[[ Input material, beginning ]]
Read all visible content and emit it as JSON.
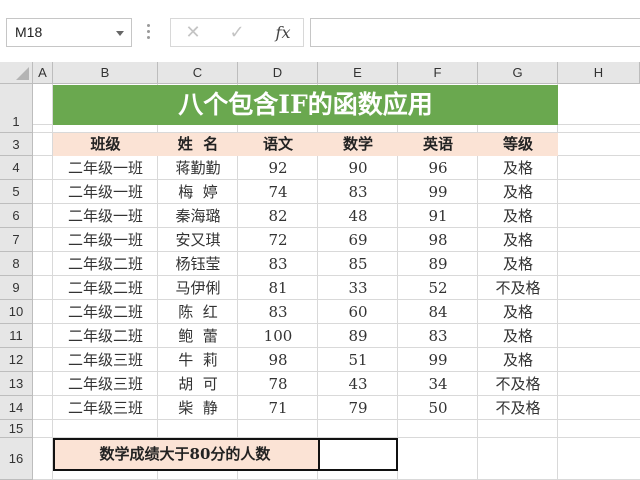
{
  "formula_bar": {
    "name_box": "M18",
    "cancel_icon": "✕",
    "enter_icon": "✓",
    "fx_label": "fx",
    "formula": ""
  },
  "columns": [
    "A",
    "B",
    "C",
    "D",
    "E",
    "F",
    "G",
    "H"
  ],
  "row_numbers": [
    "1",
    "3",
    "4",
    "5",
    "6",
    "7",
    "8",
    "9",
    "10",
    "11",
    "12",
    "13",
    "14",
    "15",
    "16"
  ],
  "title": "八个包含IF的函数应用",
  "table": {
    "headers": [
      "班级",
      "姓  名",
      "语文",
      "数学",
      "英语",
      "等级"
    ],
    "rows": [
      [
        "二年级一班",
        "蒋勤勤",
        "92",
        "90",
        "96",
        "及格"
      ],
      [
        "二年级一班",
        "梅  婷",
        "74",
        "83",
        "99",
        "及格"
      ],
      [
        "二年级一班",
        "秦海璐",
        "82",
        "48",
        "91",
        "及格"
      ],
      [
        "二年级一班",
        "安又琪",
        "72",
        "69",
        "98",
        "及格"
      ],
      [
        "二年级二班",
        "杨钰莹",
        "83",
        "85",
        "89",
        "及格"
      ],
      [
        "二年级二班",
        "马伊俐",
        "81",
        "33",
        "52",
        "不及格"
      ],
      [
        "二年级二班",
        "陈  红",
        "83",
        "60",
        "84",
        "及格"
      ],
      [
        "二年级二班",
        "鲍  蕾",
        "100",
        "89",
        "83",
        "及格"
      ],
      [
        "二年级三班",
        "牛  莉",
        "98",
        "51",
        "99",
        "及格"
      ],
      [
        "二年级三班",
        "胡  可",
        "78",
        "43",
        "34",
        "不及格"
      ],
      [
        "二年级三班",
        "柴  静",
        "71",
        "79",
        "50",
        "不及格"
      ]
    ]
  },
  "question": {
    "label": "数学成绩大于80分的人数",
    "answer": ""
  },
  "colors": {
    "title_bg": "#6aa84f",
    "header_bg": "#fbe3d5",
    "header_fill": "#e6e6e6"
  }
}
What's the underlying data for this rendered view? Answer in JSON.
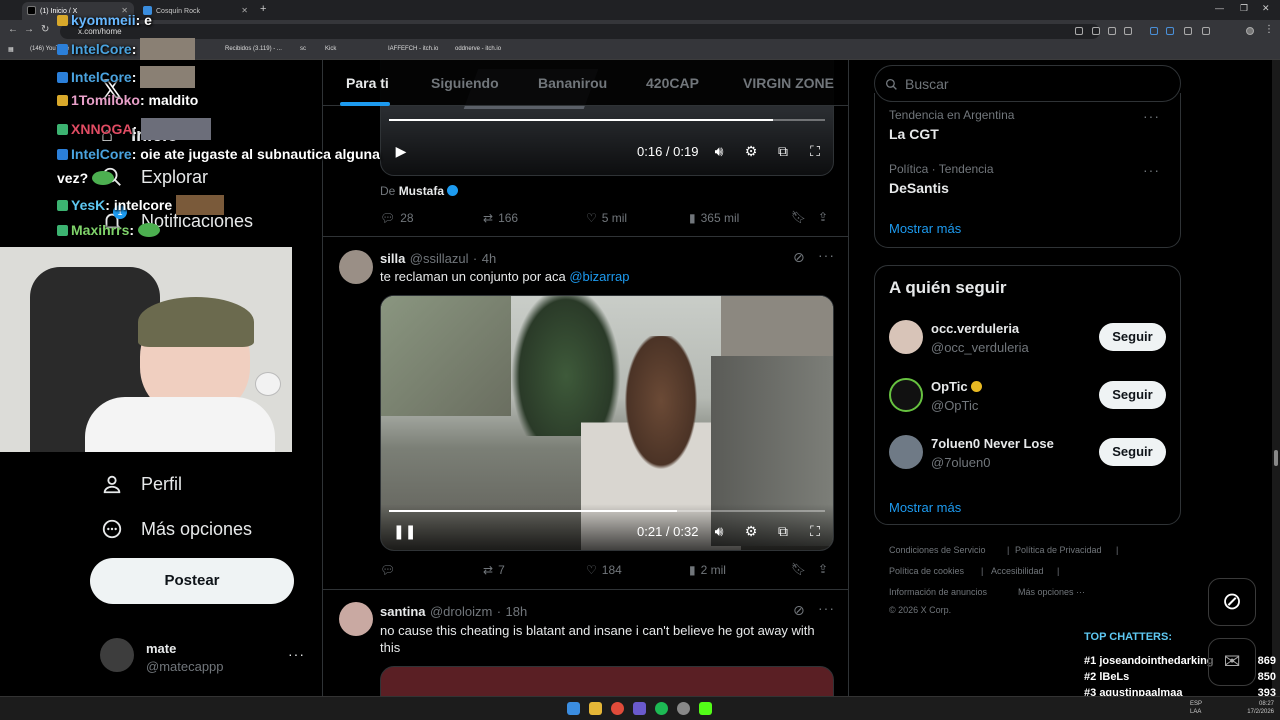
{
  "browser": {
    "tabs": [
      {
        "label": "(1) Inicio / X",
        "active": true
      },
      {
        "label": "Cosquín Rock",
        "active": false
      }
    ],
    "url": "x.com/home",
    "bookmarks": [
      "(146) YouTube",
      "Recibidos (3.119) - ...",
      "sc",
      "Kick",
      "IAFFEFCH - itch.io",
      "oddnerve - itch.io"
    ]
  },
  "chat_overlay": {
    "lines": [
      {
        "user": "kyommeii",
        "msg": "e"
      },
      {
        "user": "IntelCore",
        "msg": ""
      },
      {
        "user": "IntelCore",
        "msg": ""
      },
      {
        "user": "1Tomiloko",
        "msg": "maldito"
      },
      {
        "user": "XNNOGA",
        "msg": ""
      },
      {
        "user": "IntelCore",
        "msg": "oie ate jugaste al subnautica alguna"
      },
      {
        "user": "",
        "msg": "vez?"
      },
      {
        "user": "YesK",
        "msg": "intelcore"
      },
      {
        "user": "Maxihrrs",
        "msg": ""
      }
    ]
  },
  "left_nav": {
    "items": [
      {
        "label": "Inicio"
      },
      {
        "label": "Explorar"
      },
      {
        "label": "Notificaciones",
        "badge": "1"
      },
      {
        "label": "Perfil"
      },
      {
        "label": "Más opciones"
      }
    ],
    "post_button": "Postear",
    "account": {
      "name": "mate",
      "handle": "@matecappp"
    }
  },
  "feed_tabs": [
    "Para ti",
    "Siguiendo",
    "Bananirou",
    "420CAP",
    "VIRGIN ZONE"
  ],
  "tweets": [
    {
      "source": "De",
      "source_name": "Mustafa",
      "video": {
        "time": "0:16 / 0:19",
        "progress": 0.88
      },
      "replies": "28",
      "reposts": "166",
      "likes": "5 mil",
      "views": "365 mil"
    },
    {
      "name": "silla",
      "handle": "@ssillazul",
      "time": "4h",
      "text": "te reclaman un conjunto por aca ",
      "mention": "@bizarrap",
      "video": {
        "time": "0:21 / 0:32",
        "progress": 0.66
      },
      "replies": "",
      "reposts": "7",
      "likes": "184",
      "views": "2 mil"
    },
    {
      "name": "santina",
      "handle": "@droloizm",
      "time": "18h",
      "text": "no cause this cheating is blatant and insane i can't believe he got away with this"
    }
  ],
  "right_sidebar": {
    "search_placeholder": "Buscar",
    "trends": [
      {
        "meta": "Tendencia en Argentina",
        "name": "La CGT"
      },
      {
        "meta": "Política · Tendencia",
        "name": "DeSantis"
      }
    ],
    "show_more": "Mostrar más",
    "who_to_follow_title": "A quién seguir",
    "suggestions": [
      {
        "name": "occ.verduleria",
        "handle": "@occ_verduleria",
        "verified": false
      },
      {
        "name": "OpTic",
        "handle": "@OpTic",
        "verified": true
      },
      {
        "name": "7oluen0 Never Lose",
        "handle": "@7oluen0",
        "verified": false
      }
    ],
    "follow_label": "Seguir",
    "footer": [
      "Condiciones de Servicio",
      "|",
      "Política de Privacidad",
      "|",
      "Política de cookies",
      "|",
      "Accesibilidad",
      "|",
      "Información de anuncios",
      "Más opciones ···",
      "© 2026 X Corp."
    ]
  },
  "top_chatters": {
    "title": "TOP CHATTERS:",
    "rows": [
      {
        "rank": "#1",
        "name": "joseandointhedarking",
        "count": "869"
      },
      {
        "rank": "#2",
        "name": "lBeLs",
        "count": "850"
      },
      {
        "rank": "#3",
        "name": "agustinpaalmaa",
        "count": "393"
      }
    ]
  },
  "taskbar": {
    "lang": "ESP\nLAA",
    "time": "08:27",
    "date": "17/2/2026"
  },
  "colors": {
    "accent": "#1d9bf0",
    "bg": "#000000",
    "border": "#2f3336",
    "muted": "#71767b"
  }
}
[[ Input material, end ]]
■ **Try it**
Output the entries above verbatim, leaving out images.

■ **Exercise result**
Read all visible content and emit it as JSON.
{
  "formula_bar": {
    "name_box": "M18",
    "cancel_icon": "✕",
    "enter_icon": "✓",
    "fx_label": "fx",
    "formula": ""
  },
  "columns": [
    "A",
    "B",
    "C",
    "D",
    "E",
    "F",
    "G",
    "H"
  ],
  "row_numbers": [
    "1",
    "3",
    "4",
    "5",
    "6",
    "7",
    "8",
    "9",
    "10",
    "11",
    "12",
    "13",
    "14",
    "15",
    "16"
  ],
  "title": "八个包含IF的函数应用",
  "table": {
    "headers": [
      "班级",
      "姓  名",
      "语文",
      "数学",
      "英语",
      "等级"
    ],
    "rows": [
      [
        "二年级一班",
        "蒋勤勤",
        "92",
        "90",
        "96",
        "及格"
      ],
      [
        "二年级一班",
        "梅  婷",
        "74",
        "83",
        "99",
        "及格"
      ],
      [
        "二年级一班",
        "秦海璐",
        "82",
        "48",
        "91",
        "及格"
      ],
      [
        "二年级一班",
        "安又琪",
        "72",
        "69",
        "98",
        "及格"
      ],
      [
        "二年级二班",
        "杨钰莹",
        "83",
        "85",
        "89",
        "及格"
      ],
      [
        "二年级二班",
        "马伊俐",
        "81",
        "33",
        "52",
        "不及格"
      ],
      [
        "二年级二班",
        "陈  红",
        "83",
        "60",
        "84",
        "及格"
      ],
      [
        "二年级二班",
        "鲍  蕾",
        "100",
        "89",
        "83",
        "及格"
      ],
      [
        "二年级三班",
        "牛  莉",
        "98",
        "51",
        "99",
        "及格"
      ],
      [
        "二年级三班",
        "胡  可",
        "78",
        "43",
        "34",
        "不及格"
      ],
      [
        "二年级三班",
        "柴  静",
        "71",
        "79",
        "50",
        "不及格"
      ]
    ]
  },
  "question": {
    "label": "数学成绩大于80分的人数",
    "answer": ""
  },
  "colors": {
    "title_bg": "#6aa84f",
    "header_bg": "#fbe3d5",
    "header_fill": "#e6e6e6"
  }
}
What's the underlying data for this rendered view? Answer in JSON.
{
  "browser": {
    "tabs": [
      {
        "label": "(1) Inicio / X",
        "active": true
      },
      {
        "label": "Cosquín Rock",
        "active": false
      }
    ],
    "url": "x.com/home",
    "bookmarks": [
      "(146) YouTube",
      "Recibidos (3.119) - ...",
      "sc",
      "Kick",
      "IAFFEFCH - itch.io",
      "oddnerve - itch.io"
    ]
  },
  "chat_overlay": {
    "lines": [
      {
        "user": "kyommeii",
        "msg": "e"
      },
      {
        "user": "IntelCore",
        "msg": ""
      },
      {
        "user": "IntelCore",
        "msg": ""
      },
      {
        "user": "1Tomiloko",
        "msg": "maldito"
      },
      {
        "user": "XNNOGA",
        "msg": ""
      },
      {
        "user": "IntelCore",
        "msg": "oie ate jugaste al subnautica alguna"
      },
      {
        "user": "",
        "msg": "vez?"
      },
      {
        "user": "YesK",
        "msg": "intelcore"
      },
      {
        "user": "Maxihrrs",
        "msg": ""
      }
    ]
  },
  "left_nav": {
    "items": [
      {
        "label": "Inicio"
      },
      {
        "label": "Explorar"
      },
      {
        "label": "Notificaciones",
        "badge": "1"
      },
      {
        "label": "Perfil"
      },
      {
        "label": "Más opciones"
      }
    ],
    "post_button": "Postear",
    "account": {
      "name": "mate",
      "handle": "@matecappp"
    }
  },
  "feed_tabs": [
    "Para ti",
    "Siguiendo",
    "Bananirou",
    "420CAP",
    "VIRGIN ZONE"
  ],
  "tweets": [
    {
      "source": "De",
      "source_name": "Mustafa",
      "video": {
        "time": "0:16 / 0:19",
        "progress": 0.88
      },
      "replies": "28",
      "reposts": "166",
      "likes": "5 mil",
      "views": "365 mil"
    },
    {
      "name": "silla",
      "handle": "@ssillazul",
      "time": "4h",
      "text": "te reclaman un conjunto por aca ",
      "mention": "@bizarrap",
      "video": {
        "time": "0:21 / 0:32",
        "progress": 0.66
      },
      "replies": "",
      "reposts": "7",
      "likes": "184",
      "views": "2 mil"
    },
    {
      "name": "santina",
      "handle": "@droloizm",
      "time": "18h",
      "text": "no cause this cheating is blatant and insane i can't believe he got away with this"
    }
  ],
  "right_sidebar": {
    "search_placeholder": "Buscar",
    "trends": [
      {
        "meta": "Tendencia en Argentina",
        "name": "La CGT"
      },
      {
        "meta": "Política · Tendencia",
        "name": "DeSantis"
      }
    ],
    "show_more": "Mostrar más",
    "who_to_follow_title": "A quién seguir",
    "suggestions": [
      {
        "name": "occ.verduleria",
        "handle": "@occ_verduleria",
        "verified": false
      },
      {
        "name": "OpTic",
        "handle": "@OpTic",
        "verified": true
      },
      {
        "name": "7oluen0 Never Lose",
        "handle": "@7oluen0",
        "verified": false
      }
    ],
    "follow_label": "Seguir",
    "footer": [
      "Condiciones de Servicio",
      "|",
      "Política de Privacidad",
      "|",
      "Política de cookies",
      "|",
      "Accesibilidad",
      "|",
      "Información de anuncios",
      "Más opciones ···",
      "© 2026 X Corp."
    ]
  },
  "top_chatters": {
    "title": "TOP CHATTERS:",
    "rows": [
      {
        "rank": "#1",
        "name": "joseandointhedarking",
        "count": "869"
      },
      {
        "rank": "#2",
        "name": "lBeLs",
        "count": "850"
      },
      {
        "rank": "#3",
        "name": "agustinpaalmaa",
        "count": "393"
      }
    ]
  },
  "taskbar": {
    "lang": "ESP\nLAA",
    "time": "08:27",
    "date": "17/2/2026"
  },
  "colors": {
    "accent": "#1d9bf0",
    "bg": "#000000",
    "border": "#2f3336",
    "muted": "#71767b"
  }
}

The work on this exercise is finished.